Perhaps it is also valuable to define what a strong PHEV is not (I’ll call those “weak PHEVs” for ease of reference). As I explained in a previous article, weak PHEVs can be defined as those with electric ranges less than the average daily driving distance of a large auto market or region (like the U.S.), or whose all electric mode is too easily overridden. Weak as an adjective may describe the majority of PHEVs currently on sale or that have ever been on sale in the U.S. if we go only by electric range. I will do exactly that for the sake of brevity and simplicity, but will call out other features that might make a PHEV more, or less, strong regardless of range. Otherwise, only a handful can, as the Strong PHEV coalition thoroughly describes on its website, cover a minimum 40 miles of all electric range among other qualities like delivering resilience to the electric grid or provide realistic solutions for towing.

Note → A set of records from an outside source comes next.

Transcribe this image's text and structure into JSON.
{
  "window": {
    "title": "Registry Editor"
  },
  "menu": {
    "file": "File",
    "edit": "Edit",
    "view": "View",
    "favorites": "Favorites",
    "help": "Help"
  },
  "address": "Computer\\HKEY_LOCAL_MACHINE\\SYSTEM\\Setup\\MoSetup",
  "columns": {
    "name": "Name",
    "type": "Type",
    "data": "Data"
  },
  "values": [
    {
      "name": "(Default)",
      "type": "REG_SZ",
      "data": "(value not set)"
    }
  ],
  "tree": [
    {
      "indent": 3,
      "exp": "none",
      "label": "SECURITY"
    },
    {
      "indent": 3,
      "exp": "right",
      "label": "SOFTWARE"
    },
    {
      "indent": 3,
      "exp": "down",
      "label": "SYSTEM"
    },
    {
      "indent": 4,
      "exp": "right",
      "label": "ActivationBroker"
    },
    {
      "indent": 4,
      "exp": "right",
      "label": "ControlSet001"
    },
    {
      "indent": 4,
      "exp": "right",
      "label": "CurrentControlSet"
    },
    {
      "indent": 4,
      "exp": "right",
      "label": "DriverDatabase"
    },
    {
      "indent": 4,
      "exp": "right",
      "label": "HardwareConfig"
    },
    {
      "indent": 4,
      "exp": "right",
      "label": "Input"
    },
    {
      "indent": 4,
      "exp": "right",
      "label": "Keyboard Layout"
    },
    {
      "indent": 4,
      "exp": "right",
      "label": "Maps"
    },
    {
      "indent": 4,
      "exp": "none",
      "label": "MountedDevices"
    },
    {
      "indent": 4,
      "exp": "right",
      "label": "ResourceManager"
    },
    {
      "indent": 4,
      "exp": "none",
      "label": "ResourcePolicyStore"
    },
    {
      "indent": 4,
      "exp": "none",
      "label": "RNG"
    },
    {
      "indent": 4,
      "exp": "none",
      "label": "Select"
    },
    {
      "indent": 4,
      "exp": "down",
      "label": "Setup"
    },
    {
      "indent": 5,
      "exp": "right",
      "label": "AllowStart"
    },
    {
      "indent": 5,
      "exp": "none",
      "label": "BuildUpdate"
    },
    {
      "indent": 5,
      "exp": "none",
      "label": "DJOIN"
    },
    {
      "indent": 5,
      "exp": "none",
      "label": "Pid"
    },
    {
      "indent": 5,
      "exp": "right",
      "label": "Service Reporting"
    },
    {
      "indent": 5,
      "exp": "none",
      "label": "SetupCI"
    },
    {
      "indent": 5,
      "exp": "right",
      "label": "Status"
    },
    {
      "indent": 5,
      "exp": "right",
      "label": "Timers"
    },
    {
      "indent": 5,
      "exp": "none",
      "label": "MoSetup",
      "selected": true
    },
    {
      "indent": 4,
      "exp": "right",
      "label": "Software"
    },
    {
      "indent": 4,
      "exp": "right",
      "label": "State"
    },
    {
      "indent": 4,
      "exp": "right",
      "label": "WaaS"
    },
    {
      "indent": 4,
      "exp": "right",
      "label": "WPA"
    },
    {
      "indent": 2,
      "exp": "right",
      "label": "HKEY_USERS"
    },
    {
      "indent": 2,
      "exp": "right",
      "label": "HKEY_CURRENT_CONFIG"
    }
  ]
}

Since there are not many new, strong PHEVs available in the U.S. I am going to broaden the scope of this piece to include all that have been sold in the U.S. since model year 2019, too. Here is the list, starting with new models currently on sale (only the 3 that top the list, sadly) and including older PHEVS from model years 2019 - 2022:
That is the whole list of strong PHEVs no older than 2019 that I could come up with, at least for U.S. consumers. I would argue that most of these may not truly be strong PHEVs since most will too easily turn on their gas engines if you apply too much pressure on the go pedal. But I would not have much of a list if I didn’t loosen the criteria a little. In fact, if we loosen it a little more to include PHEVs that are capable of getting 40 miles of range even if they aren’t rated for it, the list would be more than twice as long. It would include Kia’s Sorento PHEV, Sportage PHEV, and Niro PHEV, as well as Hyundai’s Santa Fe PHEV and Tucson PHEV, Ford’s Escape PHEV, Mitsubishi’s Outlander PHEV, Volvo’s other Recharge line models, and at least a few others as well (including perhaps Mazda’s forthcoming SUV PHEVs). These all have electric ranges in the low to upper 30’s and if driven gently enough or under the right conditions can surpass 40 miles of electric range as I have often done in my Sorento PHEV. So we might call these “strong-ish PHEVs”, but in my opinion that is being generous. We need PHEVs to help move us quickly toward our emissions reduction goals. They bridge the gaps that exist in our charging networks and charging times for EVs as well as give people a means of getting comfortable with (re)charging as a new habit and make better use of a still too scarce resource (batteries). But if we aren’t selling mostly strong PHEVs, we run the risk of both diluting the impact these plug-in hybrids can make in terms of emissions reductions and of turning people off the whole notion of going electric in the first place. Automakers also need to take into account people’s driving and shopping behaviors in the design of their PHEVs, making it easier for people to minimize their use of gasoline by adhering to the principles of strong PHEVs and by supporting the growth of car charging networks (especially 7 kW and higher level 2, 240V charging which would support more usable electric range delivered to PHEVs during one or more hour stops for shopping, dining, and the like).
What do you think? Would you prefer that automakers focus on strong PHEVs? Have I missed any U.S. market strong PHEVs? Please leave your comments or questions below.
Image courtesy of Justin Hart.
Justin Hart has owned and driven electric vehicles for over 15 years, including a first generation Nissan LEAF, second generation Chevy Volt, Tesla Model 3, an electric bicycle and most recently a Kia Sorento PHEV. He is also an avid SUP rider, poet, photographer and wine lover. He enjoys taking long EV and PHEV road trips to beautiful and serene places with the people he loves. Follow Justin on Twitter for daily KIA EV news coverage.